» WHAT YOU SHOULD DO:
Whenever "title" appears in a line, please copy that line from the data.

» SUPPLIED INFORMATION:
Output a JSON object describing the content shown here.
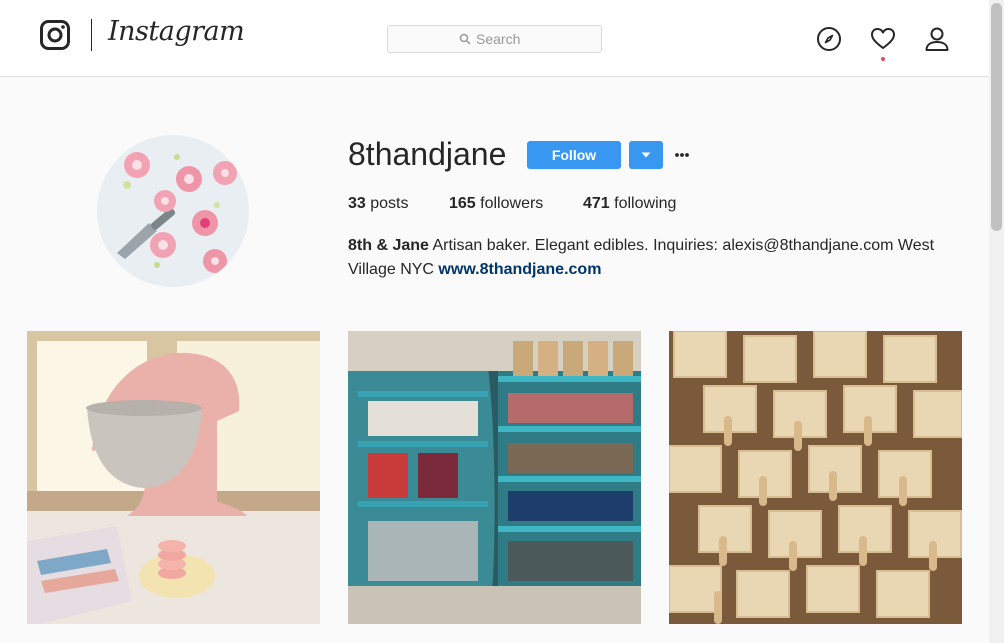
{
  "header": {
    "wordmark": "Instagram",
    "search": {
      "placeholder": "Search"
    },
    "icons": [
      "instagram-glyph-icon",
      "search-icon",
      "compass-icon",
      "heart-icon",
      "person-icon"
    ]
  },
  "profile": {
    "username": "8thandjane",
    "follow_label": "Follow",
    "stats": {
      "posts_count": "33",
      "posts_label": "posts",
      "followers_count": "165",
      "followers_label": "followers",
      "following_count": "471",
      "following_label": "following"
    },
    "bio": {
      "name": "8th & Jane",
      "text": "Artisan baker. Elegant edibles. Inquiries: alexis@8thandjane.com West Village NYC",
      "link": "www.8thandjane.com"
    }
  },
  "colors": {
    "accent": "#3897f0",
    "link": "#003569",
    "border": "#dbdbdb",
    "notification": "#ed4956"
  }
}
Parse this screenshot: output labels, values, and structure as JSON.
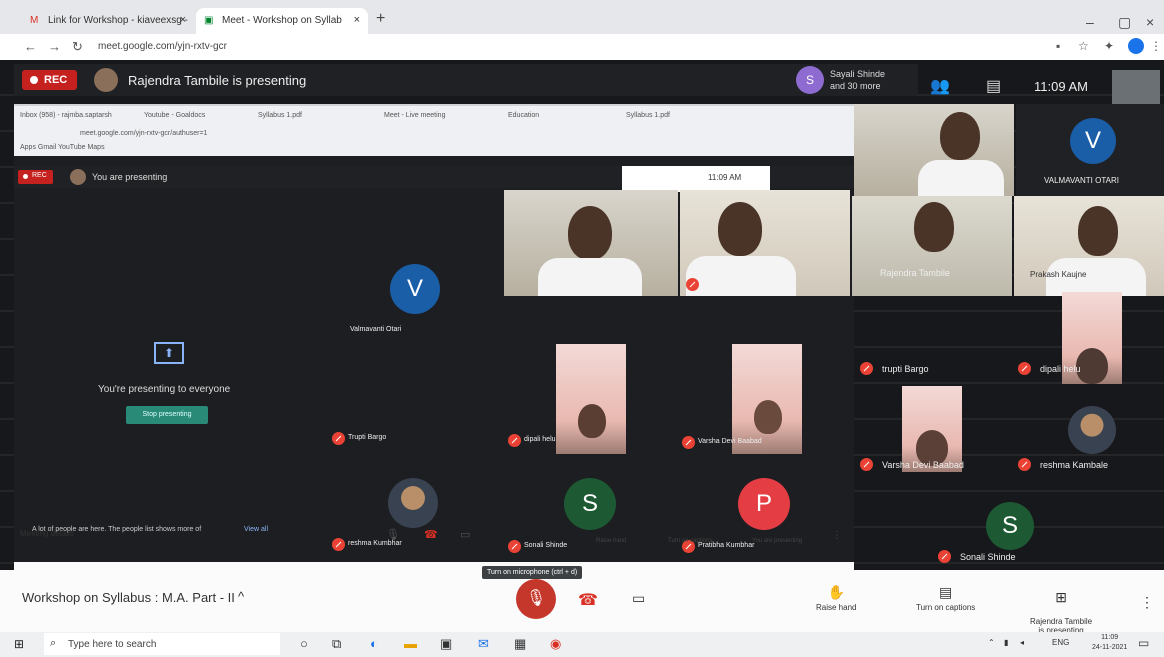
{
  "browser": {
    "tabs": [
      {
        "label": "Link for Workshop - kiaveexsg -",
        "favicon": "gmail-icon"
      },
      {
        "label": "Meet - Workshop on Syllab",
        "favicon": "meet-icon"
      }
    ],
    "url": "meet.google.com/yjn-rxtv-gcr",
    "window_controls": {
      "minimize": "–",
      "maximize": "▢",
      "close": "×"
    },
    "new_tab": "+"
  },
  "meet": {
    "rec_label": "REC",
    "presenting_text": "Rajendra Tambile is presenting",
    "speaker": {
      "initial": "S",
      "text": "Sayali Shinde\nand 30 more"
    },
    "clock": "11:09 AM"
  },
  "shared_screen": {
    "tabs": [
      "Inbox (958) - rajmba.saptarsh",
      "Youtube - Goaldocs",
      "Syllabus 1.pdf",
      "Meet - Live meeting",
      "Education",
      "Syllabus 1.pdf"
    ],
    "url": "meet.google.com/yjn-rxtv-gcr/authuser=1",
    "bookmarks": "Apps  Gmail  YouTube  Maps",
    "rec_label": "REC",
    "presenting_text": "You are presenting",
    "clock": "11:09 AM",
    "present_icon": "⬆",
    "present_message": "You're presenting to everyone",
    "stop_label": "Stop presenting",
    "join_text": "A lot of people are here. The people list shows more of",
    "view_all": "View all",
    "controls": {
      "meeting_details": "Meeting details",
      "raise_hand": "Raise hand",
      "captions": "Turn on captions",
      "presenting_tag": "You are presenting",
      "more": "⋮"
    }
  },
  "participants": [
    {
      "id": "v-large",
      "initial": "V",
      "name": "VALMAVANTI OTARI"
    },
    {
      "id": "v-inner",
      "initial": "V",
      "name": "Valmavanti Otari"
    },
    {
      "id": "p1",
      "name": "Rajendra Tambile"
    },
    {
      "id": "p2",
      "name": "Prakash Kaujne"
    },
    {
      "id": "p3",
      "name": "trupti Bargo"
    },
    {
      "id": "p4",
      "name": "dipali helu"
    },
    {
      "id": "p5",
      "name": "Varsha Devi Baabad"
    },
    {
      "id": "p6",
      "name": "reshma Kambale"
    },
    {
      "id": "p7",
      "name": "Sonali Shinde"
    },
    {
      "id": "s1",
      "initial": "S",
      "name": "Sonali Shinde"
    },
    {
      "id": "s2",
      "initial": "S",
      "name": "Sonali Shinde"
    },
    {
      "id": "pinit",
      "initial": "P",
      "name": "Pratibha Kumbhar"
    },
    {
      "id": "inner-names",
      "a": "Trupti Bargo",
      "b": "dipali helu",
      "c": "Varsha Devi Baabad",
      "d": "reshma Kumbhar"
    }
  ],
  "meetbar": {
    "title": "Workshop on Syllabus : M.A. Part - II",
    "chevron": "^",
    "tooltip": "Turn on microphone (ctrl + d)",
    "raise_hand": "Raise hand",
    "captions": "Turn on captions",
    "presenting": "Rajendra Tambile\nis presenting",
    "more": "⋮"
  },
  "taskbar": {
    "search_placeholder": "Type here to search",
    "tray_lang": "ENG",
    "time": "11:09",
    "date": "24-11-2021"
  }
}
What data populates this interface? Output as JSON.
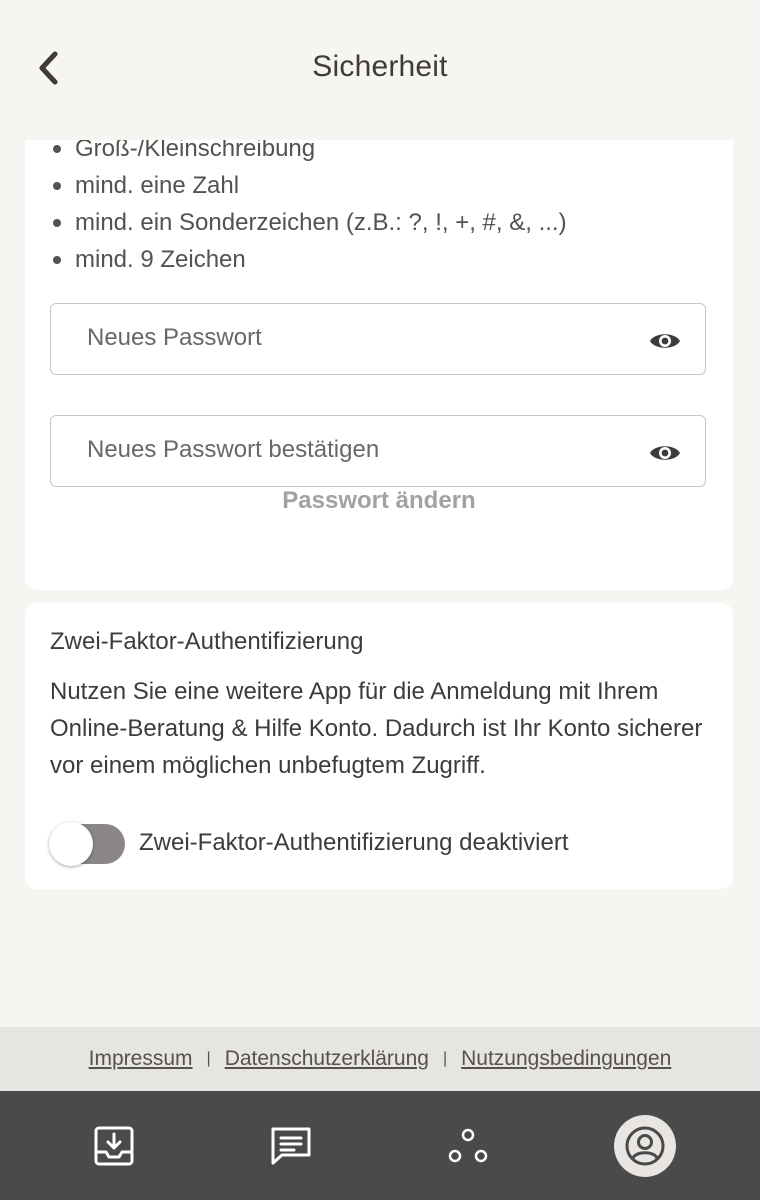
{
  "header": {
    "title": "Sicherheit",
    "back_icon": "chevron-left-icon"
  },
  "password": {
    "rules": [
      "Groß-/Kleinschreibung",
      "mind. eine Zahl",
      "mind. ein Sonderzeichen (z.B.: ?, !, +, #, &, ...)",
      "mind. 9 Zeichen"
    ],
    "new_placeholder": "Neues Passwort",
    "confirm_placeholder": "Neues Passwort bestätigen",
    "new_value": "",
    "confirm_value": "",
    "change_label": "Passwort ändern"
  },
  "two_factor": {
    "title": "Zwei-Faktor-Authentifizierung",
    "description": "Nutzen Sie eine weitere App für die Anmeldung mit Ihrem Online-Beratung & Hilfe Konto. Dadurch ist Ihr Konto sicherer vor einem möglichen unbefugtem Zugriff.",
    "toggle_label": "Zwei-Faktor-Authentifizierung deaktiviert",
    "enabled": false
  },
  "footer": {
    "links": [
      "Impressum",
      "Datenschutzerklärung",
      "Nutzungsbedingungen"
    ],
    "separator": "|"
  },
  "nav": {
    "items": [
      {
        "icon": "inbox-icon",
        "active": false
      },
      {
        "icon": "messages-icon",
        "active": false
      },
      {
        "icon": "team-icon",
        "active": false
      },
      {
        "icon": "profile-icon",
        "active": true
      }
    ]
  },
  "colors": {
    "background": "#f7f5f1",
    "card": "#ffffff",
    "text": "#3e3b39",
    "muted_button": "#a4a19e",
    "toggle_off": "#8a8688",
    "footer_bg": "#e7e5e2",
    "nav_bg": "#4a4a4a"
  }
}
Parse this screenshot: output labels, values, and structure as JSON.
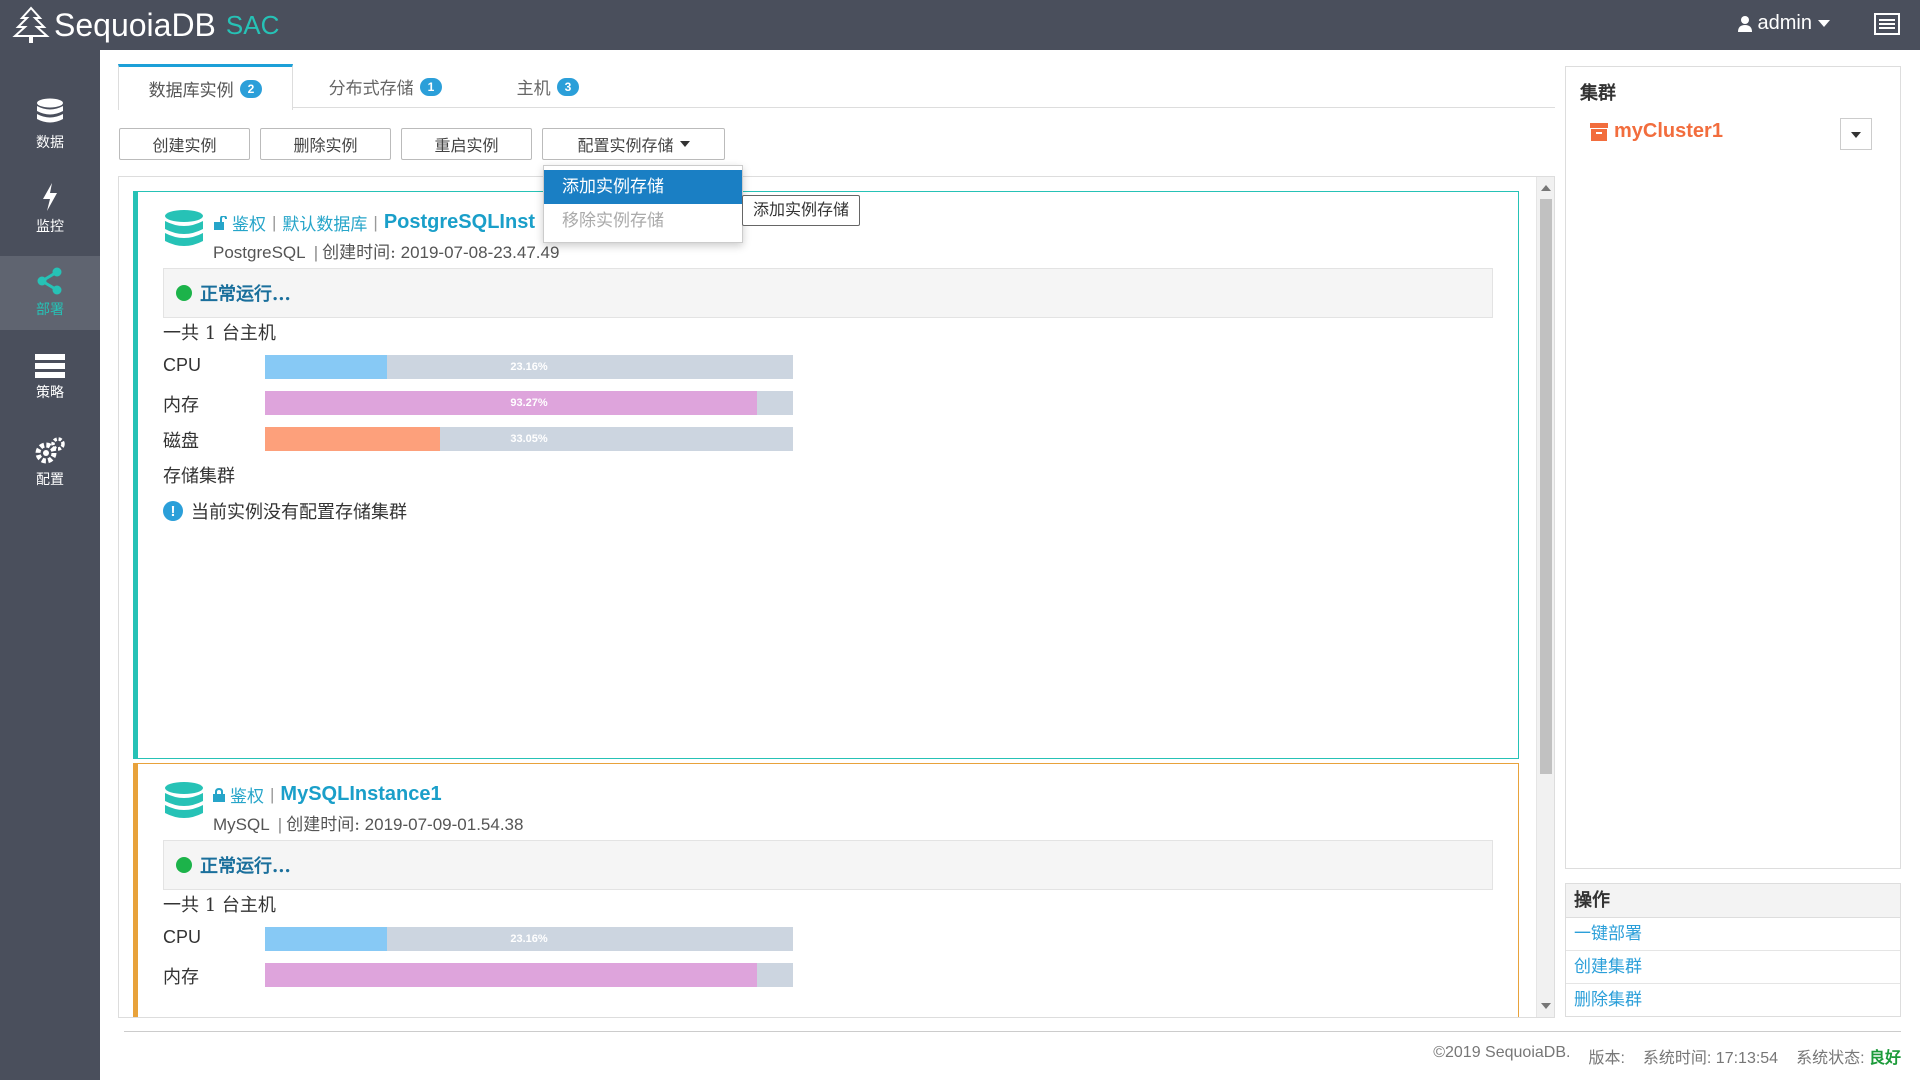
{
  "app": {
    "name": "SequoiaDB",
    "suffix": "SAC",
    "user": "admin"
  },
  "sidebar": {
    "items": [
      {
        "label": "数据",
        "icon": "database-icon"
      },
      {
        "label": "监控",
        "icon": "lightning-icon"
      },
      {
        "label": "部署",
        "icon": "share-icon"
      },
      {
        "label": "策略",
        "icon": "server-icon"
      },
      {
        "label": "配置",
        "icon": "gears-icon"
      }
    ],
    "active": "部署"
  },
  "tabs": [
    {
      "label": "数据库实例",
      "count": "2"
    },
    {
      "label": "分布式存储",
      "count": "1"
    },
    {
      "label": "主机",
      "count": "3"
    }
  ],
  "toolbar": {
    "create": "创建实例",
    "delete": "删除实例",
    "restart": "重启实例",
    "config": "配置实例存储"
  },
  "dropdown": {
    "add": "添加实例存储",
    "remove": "移除实例存储",
    "tooltip": "添加实例存储"
  },
  "instances": [
    {
      "auth": "鉴权",
      "default_db": "默认数据库",
      "name": "PostgreSQLInst",
      "type": "PostgreSQL",
      "created_label": "创建时间:",
      "created": "2019-07-08-23.47.49",
      "status": "正常运行...",
      "hosts": "一共 1 台主机",
      "cpu_label": "CPU",
      "cpu": "23.16%",
      "cpu_fraction": 0.2316,
      "mem_label": "内存",
      "mem": "93.27%",
      "mem_fraction": 0.9327,
      "disk_label": "磁盘",
      "disk": "33.05%",
      "disk_fraction": 0.3305,
      "storage_label": "存储集群",
      "storage_notice": "当前实例没有配置存储集群"
    },
    {
      "auth": "鉴权",
      "name": "MySQLInstance1",
      "type": "MySQL",
      "created_label": "创建时间:",
      "created": "2019-07-09-01.54.38",
      "status": "正常运行...",
      "hosts": "一共 1 台主机",
      "cpu_label": "CPU",
      "cpu": "23.16%",
      "cpu_fraction": 0.2316,
      "mem_label": "内存",
      "mem_fraction": 0.9327
    }
  ],
  "cluster": {
    "title": "集群",
    "name": "myCluster1"
  },
  "operations": {
    "title": "操作",
    "items": [
      "一键部署",
      "创建集群",
      "删除集群"
    ]
  },
  "footer": {
    "copyright": "©2019 SequoiaDB.",
    "version_label": "版本:",
    "time_label": "系统时间:",
    "time": "17:13:54",
    "status_label": "系统状态:",
    "status": "良好"
  },
  "colors": {
    "accent": "#26c2b6",
    "cpu": "#87c9f5",
    "mem": "#dea4dc",
    "disk": "#fda07b",
    "pg_border": "#26c2b6",
    "mysql_border": "#e8a23b",
    "cluster": "#f26d3d"
  }
}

» WRITTEN ANSWER:
    "title": "Workshop on Syllabus : M.A. Part - II",
    "title": "Sicherheit",
    "title": "Zwei-Faktor-Authentifizierung",
    "title": "集群",
    "title": "操作",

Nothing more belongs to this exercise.